ScreeningNotes’s review published on Letterboxd :
"It's alive! It's alive!!"
"Ah, shut it."
Bride of Frankenstein opens with a conversation between a fictional Mary Shelley, along with her husband Percy Shelley and Lord Byron, on the topic of her great novel Frankenstein. She says there's more to the story than was in her book, and from there the film picks up where 1931's Frankenstein left off. But something's different: in place of the previous film's gothic horror atmosphere, there's a tone which is much lighter.
Rather than making a direct sequel to his smash hit (which broke box office records at the time) and playing it straight, James Whale follows up his success by parodying the very thing that brought him fame and fortune.
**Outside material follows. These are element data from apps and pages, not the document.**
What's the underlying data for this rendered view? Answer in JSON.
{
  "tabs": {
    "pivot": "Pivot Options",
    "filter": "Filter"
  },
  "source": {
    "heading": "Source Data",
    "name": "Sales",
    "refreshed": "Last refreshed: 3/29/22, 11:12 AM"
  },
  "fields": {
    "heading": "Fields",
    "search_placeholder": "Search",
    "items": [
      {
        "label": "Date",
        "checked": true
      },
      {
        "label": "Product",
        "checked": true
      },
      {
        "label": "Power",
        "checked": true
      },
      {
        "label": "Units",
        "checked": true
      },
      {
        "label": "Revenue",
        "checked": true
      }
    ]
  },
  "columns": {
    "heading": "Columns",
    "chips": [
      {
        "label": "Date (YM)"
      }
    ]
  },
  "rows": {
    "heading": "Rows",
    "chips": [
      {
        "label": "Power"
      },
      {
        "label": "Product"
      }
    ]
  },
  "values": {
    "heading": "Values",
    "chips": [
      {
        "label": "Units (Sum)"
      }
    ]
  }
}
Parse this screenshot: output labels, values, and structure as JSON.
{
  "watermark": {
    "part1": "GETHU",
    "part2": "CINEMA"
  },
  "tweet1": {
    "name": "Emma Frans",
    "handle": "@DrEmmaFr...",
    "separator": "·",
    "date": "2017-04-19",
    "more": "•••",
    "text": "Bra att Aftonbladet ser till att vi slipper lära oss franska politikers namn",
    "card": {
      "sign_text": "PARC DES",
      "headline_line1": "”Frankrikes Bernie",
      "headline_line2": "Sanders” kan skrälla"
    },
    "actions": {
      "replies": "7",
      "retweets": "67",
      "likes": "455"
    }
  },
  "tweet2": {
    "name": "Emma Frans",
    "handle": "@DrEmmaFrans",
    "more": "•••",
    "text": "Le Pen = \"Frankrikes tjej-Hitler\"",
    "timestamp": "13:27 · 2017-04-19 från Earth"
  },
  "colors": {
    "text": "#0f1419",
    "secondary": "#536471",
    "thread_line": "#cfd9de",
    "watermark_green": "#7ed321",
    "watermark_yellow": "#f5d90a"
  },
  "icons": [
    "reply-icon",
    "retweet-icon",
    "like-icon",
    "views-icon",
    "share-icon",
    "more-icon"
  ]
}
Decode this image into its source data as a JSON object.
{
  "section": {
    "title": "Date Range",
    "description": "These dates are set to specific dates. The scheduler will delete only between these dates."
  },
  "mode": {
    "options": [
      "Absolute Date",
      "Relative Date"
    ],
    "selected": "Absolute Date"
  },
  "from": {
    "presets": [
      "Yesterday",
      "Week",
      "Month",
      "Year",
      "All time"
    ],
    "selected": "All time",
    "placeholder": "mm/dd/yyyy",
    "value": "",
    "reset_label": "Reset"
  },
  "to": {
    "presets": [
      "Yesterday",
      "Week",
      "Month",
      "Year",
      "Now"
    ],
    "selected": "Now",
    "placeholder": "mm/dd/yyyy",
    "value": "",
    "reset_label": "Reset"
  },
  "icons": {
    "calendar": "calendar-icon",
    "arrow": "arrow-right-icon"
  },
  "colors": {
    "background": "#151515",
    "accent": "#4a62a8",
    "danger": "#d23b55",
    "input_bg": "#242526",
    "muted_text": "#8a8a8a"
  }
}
Bride keeps all the memorable horror beats from the first film and turns them up to play on their melodramatic comedy. All it takes is a small change in timing to turn "It's alive!" from a shock to a laugh. Linger longer on an exaggerated camera angle or lighting cue and you go from a gasp to a chuckle.
But even as it's purposefully undermining its own imagery, it does so without making it look cheap. Bride magically maintains the odd angles of its Caligari-inspired cinematography and set design with a more comedic tone without losing any of its impact. It's all still beautiful, breathtaking, and literally awesome (in the traditional sense of awe-inspiring).
By shifting the tone of the film, it also shifts the meaning of Frankenstein's monster as a character. Bride not only undercuts Frankenstein's story beats, but also its themes: whereas in the original film he was a beast to be feared, here the citizens are the ones we ought to be afraid of. The monster is constantly misunderstood by them, as in a scene where he tries to save a girl who fell into a pool of water: they see him as trying to drown her instead of trying to help. This is much closer to the original novel's interpretation of the character, where he functioned as an indictment of mob mentality and humanity's tendency to reject what it doesn't understand.
As much as I can appreciate everything that Bride of Frankenstein does for the horror genre and for cinema in general, it never really clicked with me. I think it's an important film to study for anyone interested in horror or in genre parody (hopefully I'll eventually make a Horror Canon list to go with my Sci-Fi Canon), but for me it's a movie I'm much more interested in talking about than in watching. Fortunately, there's plenty worth talking about.